by Esther Pavao
Hugh Mercer was a doctor who emigrated to America, fought in the Seven Years War, and died in the American Revolution. He was a colonel alongside George Washington and a close friend until his death.
General Hugh Mercer was born in Scotland. At the age of 15 he attended the University of Aberdeen where he became a doctor. He served as an assistant surgeon and army doctor for the army of Bonnie Prince Charlie in 1746 and 1747. When Charles' Army was destroyed and the survivors were hunted down and killed, Mercer went on the run. He bought a ticket to America and began practicing medicine in Pennsylvania.
In 1755, he began fighting again, this time for the same army that had previously hunted him: The British Redcoats in the French and Indian War. He worked his way through the ranks, earning himself a captain's commission in a Pennsylvania regiment.
In one particular raid on an Indian village, he sustained injuries and was separated from his unit, forcing him to walk 100 miles in 2 weeks with no supplies. He was promoted to colonel on his return and met another colonel with whom he became friends, George Washington.
He was a respected colonel, and when the General John Forbes' failing health forced him to leave, he left Mercer in charge of Fort Pitt, where they were stationed. Mercer built a fort to hold back the French, which was called "Mercer's Fort."
He settled down after the war, opened an apothecary (which is now a museum), and went back to practicing medicine. He purchased quite a bit of land for himself in a small Scottish community in Fredericksburg, Virginia, and he joined the Masonic Lodge in Fredericksburg in 1767, the same one in which George Washington and James Monroe were members. He sat as Master a few years later.
He married and had five children. His practice flourished. He took on Washington's mother as a patient and he even bought Ferry Farm, Washington's childhood home. He had every intention of settling there happily with his children and establishing a home for them.
In 1775, Hugh Mercer got involved in local politics. He was part of the Fredericksburg Committee of Safety who notified his friend Colonel George Washington that the British had removed gunpowder from the magazine at Williamsburg.
On January 11, 1776, he was appointed Colonel of the 3rd Virginia Regiment. That June he was appointed Brigadier-General in the Continental Army. While Washington was building a fort on the New York side of the Hudson River—Fort Washinton—, Colonel Hugh Mercer oversaw the building of one on the New Jersey side, called Fort Lee. Fort Lee had to be abandoned when Fort Washington was taken by the British in November.
Hugh Mercer was key in the Battle of Trenton, the famous American victory, and also in the Second Battle of Trenton, he was partly responsible for the defense of the city.
On January 3, the army met two British regiments and a mounted unit on their way to Princeton, New Jersey. When Mercer's horse was shot from beneath him, he fell. The British thought he was Washington, surrounded him, and demanded his surrender. Rather than lose, he fought back with his saber. He was beaten down and stabbed seven times with a bayonet.</p>

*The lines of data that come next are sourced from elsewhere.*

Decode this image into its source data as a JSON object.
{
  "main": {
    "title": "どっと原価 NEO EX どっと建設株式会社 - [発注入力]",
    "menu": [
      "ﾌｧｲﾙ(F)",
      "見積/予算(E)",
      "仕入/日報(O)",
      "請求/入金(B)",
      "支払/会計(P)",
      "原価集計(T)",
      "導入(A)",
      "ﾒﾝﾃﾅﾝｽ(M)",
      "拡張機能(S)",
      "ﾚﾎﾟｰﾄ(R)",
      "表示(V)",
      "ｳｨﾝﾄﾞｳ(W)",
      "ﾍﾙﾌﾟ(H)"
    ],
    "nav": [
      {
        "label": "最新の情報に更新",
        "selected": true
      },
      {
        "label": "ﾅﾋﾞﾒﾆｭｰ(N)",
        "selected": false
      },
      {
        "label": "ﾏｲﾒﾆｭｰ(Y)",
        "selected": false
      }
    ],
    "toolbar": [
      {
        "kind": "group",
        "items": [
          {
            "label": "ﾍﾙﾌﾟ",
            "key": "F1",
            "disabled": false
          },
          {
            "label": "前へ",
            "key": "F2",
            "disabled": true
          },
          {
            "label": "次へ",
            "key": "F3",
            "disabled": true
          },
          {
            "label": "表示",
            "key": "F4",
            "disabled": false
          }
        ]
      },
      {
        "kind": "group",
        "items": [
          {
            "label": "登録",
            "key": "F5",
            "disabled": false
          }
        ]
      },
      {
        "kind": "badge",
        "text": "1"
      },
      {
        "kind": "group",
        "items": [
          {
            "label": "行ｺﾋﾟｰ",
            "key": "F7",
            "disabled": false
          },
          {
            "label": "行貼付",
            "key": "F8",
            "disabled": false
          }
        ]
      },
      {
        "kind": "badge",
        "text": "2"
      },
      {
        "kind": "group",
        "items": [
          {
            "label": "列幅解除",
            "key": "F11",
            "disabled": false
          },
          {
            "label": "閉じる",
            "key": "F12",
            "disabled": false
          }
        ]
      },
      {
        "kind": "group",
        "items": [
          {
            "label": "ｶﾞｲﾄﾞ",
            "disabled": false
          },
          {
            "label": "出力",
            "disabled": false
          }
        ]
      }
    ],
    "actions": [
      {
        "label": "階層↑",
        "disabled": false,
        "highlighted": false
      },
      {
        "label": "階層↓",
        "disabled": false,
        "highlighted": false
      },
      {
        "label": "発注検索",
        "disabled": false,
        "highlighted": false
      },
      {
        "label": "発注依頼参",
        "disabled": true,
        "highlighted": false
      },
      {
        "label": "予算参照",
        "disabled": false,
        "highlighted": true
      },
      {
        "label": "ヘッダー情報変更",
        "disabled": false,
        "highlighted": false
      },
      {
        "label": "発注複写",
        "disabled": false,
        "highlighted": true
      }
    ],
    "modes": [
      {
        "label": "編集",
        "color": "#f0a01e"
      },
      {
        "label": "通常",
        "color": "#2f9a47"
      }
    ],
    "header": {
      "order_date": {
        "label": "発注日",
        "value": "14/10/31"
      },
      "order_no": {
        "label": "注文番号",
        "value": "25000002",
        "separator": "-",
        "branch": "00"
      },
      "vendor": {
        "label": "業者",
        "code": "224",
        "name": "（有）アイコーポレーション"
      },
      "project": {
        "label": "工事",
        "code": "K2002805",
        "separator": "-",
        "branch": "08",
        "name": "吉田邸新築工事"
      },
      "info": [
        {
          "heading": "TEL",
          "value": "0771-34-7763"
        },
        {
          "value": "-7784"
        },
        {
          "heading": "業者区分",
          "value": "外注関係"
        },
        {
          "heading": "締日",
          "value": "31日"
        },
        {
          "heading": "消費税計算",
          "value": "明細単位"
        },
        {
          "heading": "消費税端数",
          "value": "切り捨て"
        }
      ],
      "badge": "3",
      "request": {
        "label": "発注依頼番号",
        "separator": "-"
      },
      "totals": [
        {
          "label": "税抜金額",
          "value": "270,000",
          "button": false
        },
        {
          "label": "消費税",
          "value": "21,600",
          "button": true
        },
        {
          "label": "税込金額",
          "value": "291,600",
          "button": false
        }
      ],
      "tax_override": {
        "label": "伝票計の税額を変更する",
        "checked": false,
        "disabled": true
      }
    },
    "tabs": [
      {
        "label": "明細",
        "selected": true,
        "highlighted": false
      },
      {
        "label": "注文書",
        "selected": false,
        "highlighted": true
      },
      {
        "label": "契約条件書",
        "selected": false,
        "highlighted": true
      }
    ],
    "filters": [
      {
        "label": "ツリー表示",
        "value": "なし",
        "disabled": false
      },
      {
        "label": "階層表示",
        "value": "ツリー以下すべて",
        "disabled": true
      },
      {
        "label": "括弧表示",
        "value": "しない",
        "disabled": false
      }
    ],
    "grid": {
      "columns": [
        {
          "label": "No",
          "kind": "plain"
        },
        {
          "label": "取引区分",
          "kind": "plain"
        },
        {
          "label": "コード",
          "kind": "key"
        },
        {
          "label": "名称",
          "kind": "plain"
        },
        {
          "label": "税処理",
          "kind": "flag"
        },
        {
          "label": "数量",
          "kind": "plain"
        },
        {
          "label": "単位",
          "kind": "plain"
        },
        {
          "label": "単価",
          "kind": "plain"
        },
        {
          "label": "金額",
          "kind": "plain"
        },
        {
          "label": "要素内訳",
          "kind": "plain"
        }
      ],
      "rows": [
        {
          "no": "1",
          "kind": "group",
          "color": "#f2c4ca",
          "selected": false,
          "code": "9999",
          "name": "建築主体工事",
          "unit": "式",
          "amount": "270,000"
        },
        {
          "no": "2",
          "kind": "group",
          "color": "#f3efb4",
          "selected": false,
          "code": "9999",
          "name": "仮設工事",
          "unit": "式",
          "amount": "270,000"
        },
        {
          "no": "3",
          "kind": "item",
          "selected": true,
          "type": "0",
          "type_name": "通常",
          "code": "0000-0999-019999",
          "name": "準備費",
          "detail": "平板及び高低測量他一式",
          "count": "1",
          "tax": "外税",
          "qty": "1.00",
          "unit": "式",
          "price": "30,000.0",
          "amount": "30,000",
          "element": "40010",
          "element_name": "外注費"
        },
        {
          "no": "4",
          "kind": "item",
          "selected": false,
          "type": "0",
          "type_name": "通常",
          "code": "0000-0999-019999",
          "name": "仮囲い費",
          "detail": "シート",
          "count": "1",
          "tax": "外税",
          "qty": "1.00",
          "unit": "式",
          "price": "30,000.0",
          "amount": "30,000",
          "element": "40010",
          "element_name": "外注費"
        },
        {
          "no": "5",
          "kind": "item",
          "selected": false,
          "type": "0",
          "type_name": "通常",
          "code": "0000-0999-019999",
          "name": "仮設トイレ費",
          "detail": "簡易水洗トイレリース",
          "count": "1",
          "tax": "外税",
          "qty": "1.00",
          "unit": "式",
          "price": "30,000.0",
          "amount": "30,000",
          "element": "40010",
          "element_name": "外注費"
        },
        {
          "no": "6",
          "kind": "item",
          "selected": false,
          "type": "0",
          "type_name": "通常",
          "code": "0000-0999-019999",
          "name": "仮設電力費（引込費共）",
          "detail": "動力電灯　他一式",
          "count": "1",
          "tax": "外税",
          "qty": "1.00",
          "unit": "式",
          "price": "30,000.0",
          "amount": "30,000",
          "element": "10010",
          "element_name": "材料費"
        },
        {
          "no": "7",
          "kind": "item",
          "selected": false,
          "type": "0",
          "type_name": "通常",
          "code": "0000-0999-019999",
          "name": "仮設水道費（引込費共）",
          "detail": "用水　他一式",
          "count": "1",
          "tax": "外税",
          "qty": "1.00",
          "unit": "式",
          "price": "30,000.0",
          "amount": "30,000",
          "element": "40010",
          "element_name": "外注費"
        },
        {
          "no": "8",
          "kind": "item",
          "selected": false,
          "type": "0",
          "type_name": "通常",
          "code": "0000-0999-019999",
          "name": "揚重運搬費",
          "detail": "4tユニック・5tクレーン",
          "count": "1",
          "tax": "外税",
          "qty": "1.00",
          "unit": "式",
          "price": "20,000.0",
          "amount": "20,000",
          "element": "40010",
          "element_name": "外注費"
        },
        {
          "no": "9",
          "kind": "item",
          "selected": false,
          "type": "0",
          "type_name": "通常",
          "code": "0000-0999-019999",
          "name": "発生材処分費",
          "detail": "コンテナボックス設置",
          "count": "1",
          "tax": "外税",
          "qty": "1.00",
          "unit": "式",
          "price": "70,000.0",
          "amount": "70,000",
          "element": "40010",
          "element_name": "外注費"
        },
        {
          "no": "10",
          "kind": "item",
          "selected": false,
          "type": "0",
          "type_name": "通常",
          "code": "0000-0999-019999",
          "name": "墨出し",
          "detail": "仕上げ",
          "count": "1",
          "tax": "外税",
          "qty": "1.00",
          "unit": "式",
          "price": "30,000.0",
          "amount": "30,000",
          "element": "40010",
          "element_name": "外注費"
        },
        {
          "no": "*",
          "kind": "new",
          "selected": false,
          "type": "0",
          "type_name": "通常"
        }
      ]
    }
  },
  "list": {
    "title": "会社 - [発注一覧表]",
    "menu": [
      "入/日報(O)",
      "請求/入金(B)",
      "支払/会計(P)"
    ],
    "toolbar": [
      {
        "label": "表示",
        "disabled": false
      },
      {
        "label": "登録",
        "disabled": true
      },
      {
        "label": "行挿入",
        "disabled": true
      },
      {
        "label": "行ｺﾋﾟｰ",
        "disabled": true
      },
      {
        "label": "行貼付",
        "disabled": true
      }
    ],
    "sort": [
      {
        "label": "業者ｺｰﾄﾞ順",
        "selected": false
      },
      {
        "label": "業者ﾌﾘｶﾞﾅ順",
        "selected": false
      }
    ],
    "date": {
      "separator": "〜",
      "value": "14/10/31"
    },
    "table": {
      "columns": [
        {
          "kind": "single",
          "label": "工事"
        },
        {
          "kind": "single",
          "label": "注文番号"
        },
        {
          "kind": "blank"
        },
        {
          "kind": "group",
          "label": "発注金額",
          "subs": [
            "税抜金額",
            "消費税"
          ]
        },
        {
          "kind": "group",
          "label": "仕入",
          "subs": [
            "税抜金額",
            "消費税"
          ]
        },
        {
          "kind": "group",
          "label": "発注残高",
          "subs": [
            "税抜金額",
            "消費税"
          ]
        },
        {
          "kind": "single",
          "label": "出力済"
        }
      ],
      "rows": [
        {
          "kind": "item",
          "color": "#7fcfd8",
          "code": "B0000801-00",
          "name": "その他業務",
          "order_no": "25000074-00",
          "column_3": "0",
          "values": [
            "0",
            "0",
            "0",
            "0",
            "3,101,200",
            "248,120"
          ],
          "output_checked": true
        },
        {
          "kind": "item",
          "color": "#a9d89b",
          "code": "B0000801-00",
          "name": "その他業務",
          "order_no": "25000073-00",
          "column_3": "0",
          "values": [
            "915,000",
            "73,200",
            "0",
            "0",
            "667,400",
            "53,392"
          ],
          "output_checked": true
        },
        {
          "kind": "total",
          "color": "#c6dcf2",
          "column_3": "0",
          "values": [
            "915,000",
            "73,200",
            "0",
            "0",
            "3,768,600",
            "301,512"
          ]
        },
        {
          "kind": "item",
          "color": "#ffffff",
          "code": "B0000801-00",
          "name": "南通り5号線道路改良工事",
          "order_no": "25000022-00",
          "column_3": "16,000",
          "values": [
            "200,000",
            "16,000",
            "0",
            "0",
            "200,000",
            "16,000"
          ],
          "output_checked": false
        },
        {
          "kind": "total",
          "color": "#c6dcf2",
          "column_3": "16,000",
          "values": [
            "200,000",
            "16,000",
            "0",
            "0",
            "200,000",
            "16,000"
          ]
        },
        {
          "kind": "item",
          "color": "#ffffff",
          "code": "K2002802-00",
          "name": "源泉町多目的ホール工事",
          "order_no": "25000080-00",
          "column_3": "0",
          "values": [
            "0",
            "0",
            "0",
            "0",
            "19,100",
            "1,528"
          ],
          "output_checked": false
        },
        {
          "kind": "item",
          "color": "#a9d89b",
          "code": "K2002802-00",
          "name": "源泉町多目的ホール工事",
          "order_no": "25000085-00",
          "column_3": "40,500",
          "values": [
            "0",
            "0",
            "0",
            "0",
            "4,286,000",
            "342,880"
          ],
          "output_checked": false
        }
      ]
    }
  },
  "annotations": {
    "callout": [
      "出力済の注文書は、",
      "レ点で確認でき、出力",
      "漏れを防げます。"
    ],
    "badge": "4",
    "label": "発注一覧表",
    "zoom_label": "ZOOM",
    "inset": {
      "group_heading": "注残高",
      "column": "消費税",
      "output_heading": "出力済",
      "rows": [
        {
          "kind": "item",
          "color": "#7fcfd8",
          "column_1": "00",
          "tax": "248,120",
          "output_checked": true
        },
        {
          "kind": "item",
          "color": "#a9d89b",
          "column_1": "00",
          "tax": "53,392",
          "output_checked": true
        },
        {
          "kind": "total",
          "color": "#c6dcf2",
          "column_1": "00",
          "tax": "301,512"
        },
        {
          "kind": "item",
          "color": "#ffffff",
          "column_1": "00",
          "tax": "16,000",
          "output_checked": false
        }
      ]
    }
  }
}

<p>Legend has it that he refused to leave his soldiers, so they propped him up against a white oak tree and defended him. Whether this is true or not isn't proved, but the "Mercer Oak" is now the seal of Mercer County, New Jersey.</p>
<p>When Washington heard of the attack, he met with Mercer's retreating men, and rallied them back to the fight. The won the fight and Mercer was taken to the field hospital. He was tended by physician <a href="benjamin-rush.html">Benjamin Rush</a> for 9 days, but he died of his wounds on January 12, 1777.</p>
<p>It seems pretty safe to say that Hugh Mercer was instrumental in winning the American Revolutionary War. This skirmish allowed Washington to win the <a href="battle-of-princeton.html">Battle of Princeton</a>. Encouraged by those victories, soldiers re-enlisted rather than return home defeated. Because of Hugh Mercer's sacrifice, France was encouraged and believed those following victories were proof America could win this war, and they provided the Americans with assistance.</p>